Anatomy of an URI

Valid URIs are composed of an optional scheme name and an optional scheme-specific part.

Scheme name and scheme-specific part

At the highest level, a URI is composed of two distinct character sequences separated by a colon (":") delimiter: the scheme name and the scheme-specific part.

scheme name
describes the nature of the URI itself. It may be related to a given protocol (e.g. http, ftp, mailto). In any case, it describes how the remaining part of the URI (i.e. the scheme-specific part) should be processed.

scheme-specific part
may contain hierarchical information. When this is not the case, the URI is said to be opaque and considered a URN.

Components of a hierarchical URI

Detailing each part of a hierarchical URI is not relevant to this document, but here are the basics:

URI validity

Most components of the URI are optional. Hence these are valid URIs:

Even the scheme name is not mandatory. Anyway, handling some URI that has no scheme name requires a default context or default scheme (usually file).

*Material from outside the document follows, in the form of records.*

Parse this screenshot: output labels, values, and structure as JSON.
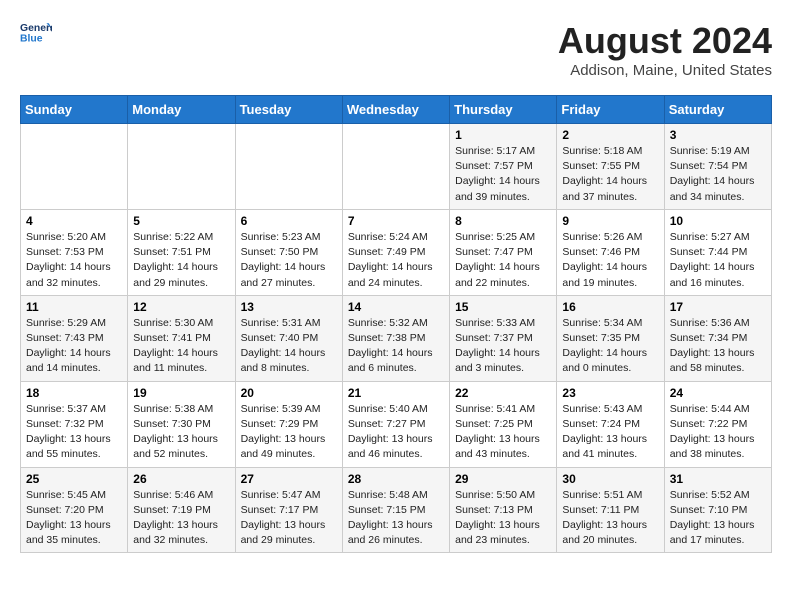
{
  "logo": {
    "line1": "General",
    "line2": "Blue"
  },
  "title": "August 2024",
  "subtitle": "Addison, Maine, United States",
  "days_of_week": [
    "Sunday",
    "Monday",
    "Tuesday",
    "Wednesday",
    "Thursday",
    "Friday",
    "Saturday"
  ],
  "weeks": [
    [
      {
        "day": "",
        "info": ""
      },
      {
        "day": "",
        "info": ""
      },
      {
        "day": "",
        "info": ""
      },
      {
        "day": "",
        "info": ""
      },
      {
        "day": "1",
        "info": "Sunrise: 5:17 AM\nSunset: 7:57 PM\nDaylight: 14 hours\nand 39 minutes."
      },
      {
        "day": "2",
        "info": "Sunrise: 5:18 AM\nSunset: 7:55 PM\nDaylight: 14 hours\nand 37 minutes."
      },
      {
        "day": "3",
        "info": "Sunrise: 5:19 AM\nSunset: 7:54 PM\nDaylight: 14 hours\nand 34 minutes."
      }
    ],
    [
      {
        "day": "4",
        "info": "Sunrise: 5:20 AM\nSunset: 7:53 PM\nDaylight: 14 hours\nand 32 minutes."
      },
      {
        "day": "5",
        "info": "Sunrise: 5:22 AM\nSunset: 7:51 PM\nDaylight: 14 hours\nand 29 minutes."
      },
      {
        "day": "6",
        "info": "Sunrise: 5:23 AM\nSunset: 7:50 PM\nDaylight: 14 hours\nand 27 minutes."
      },
      {
        "day": "7",
        "info": "Sunrise: 5:24 AM\nSunset: 7:49 PM\nDaylight: 14 hours\nand 24 minutes."
      },
      {
        "day": "8",
        "info": "Sunrise: 5:25 AM\nSunset: 7:47 PM\nDaylight: 14 hours\nand 22 minutes."
      },
      {
        "day": "9",
        "info": "Sunrise: 5:26 AM\nSunset: 7:46 PM\nDaylight: 14 hours\nand 19 minutes."
      },
      {
        "day": "10",
        "info": "Sunrise: 5:27 AM\nSunset: 7:44 PM\nDaylight: 14 hours\nand 16 minutes."
      }
    ],
    [
      {
        "day": "11",
        "info": "Sunrise: 5:29 AM\nSunset: 7:43 PM\nDaylight: 14 hours\nand 14 minutes."
      },
      {
        "day": "12",
        "info": "Sunrise: 5:30 AM\nSunset: 7:41 PM\nDaylight: 14 hours\nand 11 minutes."
      },
      {
        "day": "13",
        "info": "Sunrise: 5:31 AM\nSunset: 7:40 PM\nDaylight: 14 hours\nand 8 minutes."
      },
      {
        "day": "14",
        "info": "Sunrise: 5:32 AM\nSunset: 7:38 PM\nDaylight: 14 hours\nand 6 minutes."
      },
      {
        "day": "15",
        "info": "Sunrise: 5:33 AM\nSunset: 7:37 PM\nDaylight: 14 hours\nand 3 minutes."
      },
      {
        "day": "16",
        "info": "Sunrise: 5:34 AM\nSunset: 7:35 PM\nDaylight: 14 hours\nand 0 minutes."
      },
      {
        "day": "17",
        "info": "Sunrise: 5:36 AM\nSunset: 7:34 PM\nDaylight: 13 hours\nand 58 minutes."
      }
    ],
    [
      {
        "day": "18",
        "info": "Sunrise: 5:37 AM\nSunset: 7:32 PM\nDaylight: 13 hours\nand 55 minutes."
      },
      {
        "day": "19",
        "info": "Sunrise: 5:38 AM\nSunset: 7:30 PM\nDaylight: 13 hours\nand 52 minutes."
      },
      {
        "day": "20",
        "info": "Sunrise: 5:39 AM\nSunset: 7:29 PM\nDaylight: 13 hours\nand 49 minutes."
      },
      {
        "day": "21",
        "info": "Sunrise: 5:40 AM\nSunset: 7:27 PM\nDaylight: 13 hours\nand 46 minutes."
      },
      {
        "day": "22",
        "info": "Sunrise: 5:41 AM\nSunset: 7:25 PM\nDaylight: 13 hours\nand 43 minutes."
      },
      {
        "day": "23",
        "info": "Sunrise: 5:43 AM\nSunset: 7:24 PM\nDaylight: 13 hours\nand 41 minutes."
      },
      {
        "day": "24",
        "info": "Sunrise: 5:44 AM\nSunset: 7:22 PM\nDaylight: 13 hours\nand 38 minutes."
      }
    ],
    [
      {
        "day": "25",
        "info": "Sunrise: 5:45 AM\nSunset: 7:20 PM\nDaylight: 13 hours\nand 35 minutes."
      },
      {
        "day": "26",
        "info": "Sunrise: 5:46 AM\nSunset: 7:19 PM\nDaylight: 13 hours\nand 32 minutes."
      },
      {
        "day": "27",
        "info": "Sunrise: 5:47 AM\nSunset: 7:17 PM\nDaylight: 13 hours\nand 29 minutes."
      },
      {
        "day": "28",
        "info": "Sunrise: 5:48 AM\nSunset: 7:15 PM\nDaylight: 13 hours\nand 26 minutes."
      },
      {
        "day": "29",
        "info": "Sunrise: 5:50 AM\nSunset: 7:13 PM\nDaylight: 13 hours\nand 23 minutes."
      },
      {
        "day": "30",
        "info": "Sunrise: 5:51 AM\nSunset: 7:11 PM\nDaylight: 13 hours\nand 20 minutes."
      },
      {
        "day": "31",
        "info": "Sunrise: 5:52 AM\nSunset: 7:10 PM\nDaylight: 13 hours\nand 17 minutes."
      }
    ]
  ]
}
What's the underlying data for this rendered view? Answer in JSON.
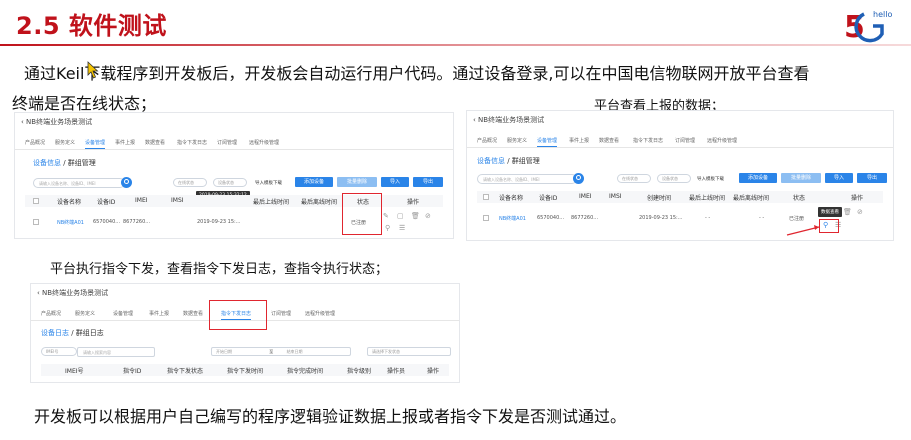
{
  "slide": {
    "title": "2.5 软件测试",
    "logo_text": "hello",
    "intro_line1": "通过Keil下载程序到开发板后，开发板会自动运行用户代码。通过设备登录,可以在中国电信物联网开放平台查看",
    "intro_line2": "终端是否在线状态；",
    "caption_report": "平台查看上报的数据；",
    "caption_command": "平台执行指令下发，查看指令下发日志，查指令执行状态；",
    "conclusion": "开发板可以根据用户自己编写的程序逻辑验证数据上报或者指令下发是否测试通过。"
  },
  "colors": {
    "title": "#c0121b",
    "accent": "#2a84e8",
    "highlight": "#e0262f"
  },
  "shot1": {
    "breadcrumb": "NB终端业务场景测试",
    "tabs": [
      "产品概况",
      "服务定义",
      "设备管理",
      "事件上报",
      "数据查看",
      "指令下发日志",
      "订阅管理",
      "远程升级管理"
    ],
    "subcrumb_link": "设备信息",
    "subcrumb_rest": " / 群组管理",
    "search_placeholder": "请输入设备名称、设备ID、IMEI",
    "filter1": "在线状态",
    "filter2": "设备状态",
    "import_template": "导入模板下载",
    "btn_add": "添加设备",
    "btn_batch_delete": "批量删除",
    "btn_import": "导入",
    "btn_export": "导出",
    "tooltip": "2019-09-23 15:32:12",
    "columns": [
      "设备名称",
      "设备ID",
      "IMEI",
      "IMSI",
      "创建时间",
      "最后上线时间",
      "最后离线时间",
      "状态",
      "操作"
    ],
    "row": {
      "name": "NB终端A01",
      "id": "6570040...",
      "imei": "8677260...",
      "created": "2019-09-23 15:...",
      "status": "已注册"
    }
  },
  "shot2": {
    "breadcrumb": "NB终端业务场景测试",
    "tabs": [
      "产品概况",
      "服务定义",
      "设备管理",
      "事件上报",
      "数据查看",
      "指令下发日志",
      "订阅管理",
      "远程升级管理"
    ],
    "subcrumb_link": "设备信息",
    "subcrumb_rest": " / 群组管理",
    "search_placeholder": "请输入设备名称、设备ID、IMEI",
    "filter1": "在线状态",
    "filter2": "设备状态",
    "import_template": "导入模板下载",
    "btn_add": "添加设备",
    "btn_batch_delete": "批量删除",
    "btn_import": "导入",
    "btn_export": "导出",
    "tooltip": "数据查看",
    "columns": [
      "设备名称",
      "设备ID",
      "IMEI",
      "IMSI",
      "创建时间",
      "最后上线时间",
      "最后离线时间",
      "状态",
      "操作"
    ],
    "row": {
      "name": "NB终端A01",
      "id": "6570040...",
      "imei": "8677260...",
      "created": "2019-09-23 15:...",
      "online": "- -",
      "offline": "- -",
      "status": "已注册"
    }
  },
  "shot3": {
    "breadcrumb": "NB终端业务场景测试",
    "tabs": [
      "产品概况",
      "服务定义",
      "设备管理",
      "事件上报",
      "数据查看",
      "指令下发日志",
      "订阅管理",
      "远程升级管理"
    ],
    "subcrumb_link": "设备日志",
    "subcrumb_rest": " / 群组日志",
    "select_type": "IMEI号",
    "search_placeholder": "请输入搜索内容",
    "date_start": "开始日期",
    "date_sep": "至",
    "date_end": "结束日期",
    "status_select": "请选择下发状态",
    "columns": [
      "IMEI号",
      "指令ID",
      "指令下发状态",
      "指令下发时间",
      "指令完成时间",
      "指令级别",
      "操作员",
      "操作"
    ]
  }
}
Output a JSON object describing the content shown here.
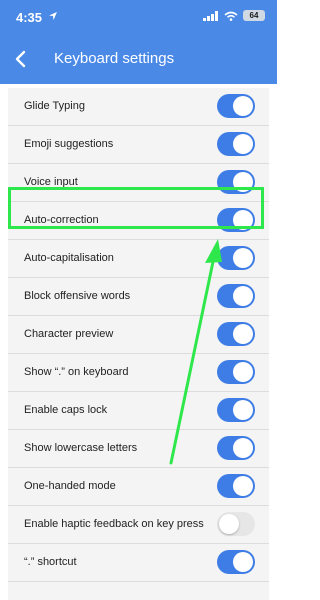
{
  "status_bar": {
    "time": "4:35",
    "battery": "64"
  },
  "header": {
    "title": "Keyboard settings"
  },
  "settings": [
    {
      "label": "Glide Typing",
      "on": true
    },
    {
      "label": "Emoji suggestions",
      "on": true
    },
    {
      "label": "Voice input",
      "on": true
    },
    {
      "label": "Auto-correction",
      "on": true
    },
    {
      "label": "Auto-capitalisation",
      "on": true
    },
    {
      "label": "Block offensive words",
      "on": true
    },
    {
      "label": "Character preview",
      "on": true
    },
    {
      "label": "Show “.” on keyboard",
      "on": true
    },
    {
      "label": "Enable caps lock",
      "on": true
    },
    {
      "label": "Show lowercase letters",
      "on": true
    },
    {
      "label": "One-handed mode",
      "on": true
    },
    {
      "label": "Enable haptic feedback on key press",
      "on": false
    },
    {
      "label": "“.” shortcut",
      "on": true
    }
  ],
  "colors": {
    "accent": "#4a89e6",
    "toggle_on": "#3f7de6",
    "highlight": "#2ee84b"
  }
}
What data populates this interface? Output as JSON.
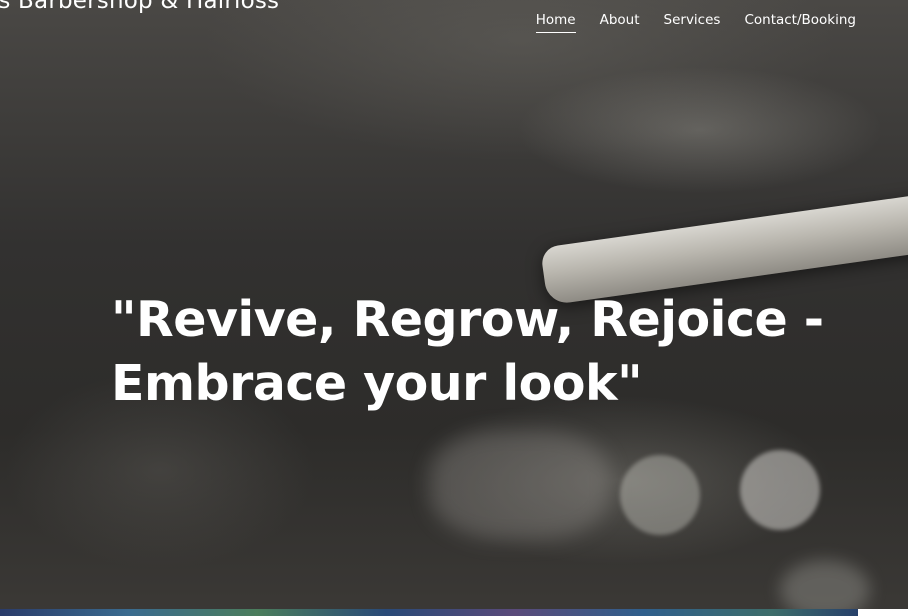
{
  "header": {
    "site_title": "es Barbershop & Hairloss"
  },
  "nav": {
    "items": [
      {
        "label": "Home",
        "active": true
      },
      {
        "label": "About",
        "active": false
      },
      {
        "label": "Services",
        "active": false
      },
      {
        "label": "Contact/Booking",
        "active": false
      }
    ]
  },
  "hero": {
    "headline": "\"Revive, Regrow, Rejoice - Embrace your look\"",
    "background": "black-and-white straight razor photo"
  },
  "colors": {
    "text": "#ffffff",
    "background": "#2b2a28"
  }
}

The same way, even a single, relative path is considered a valid URI, although it is of no use without a proper context or base URI.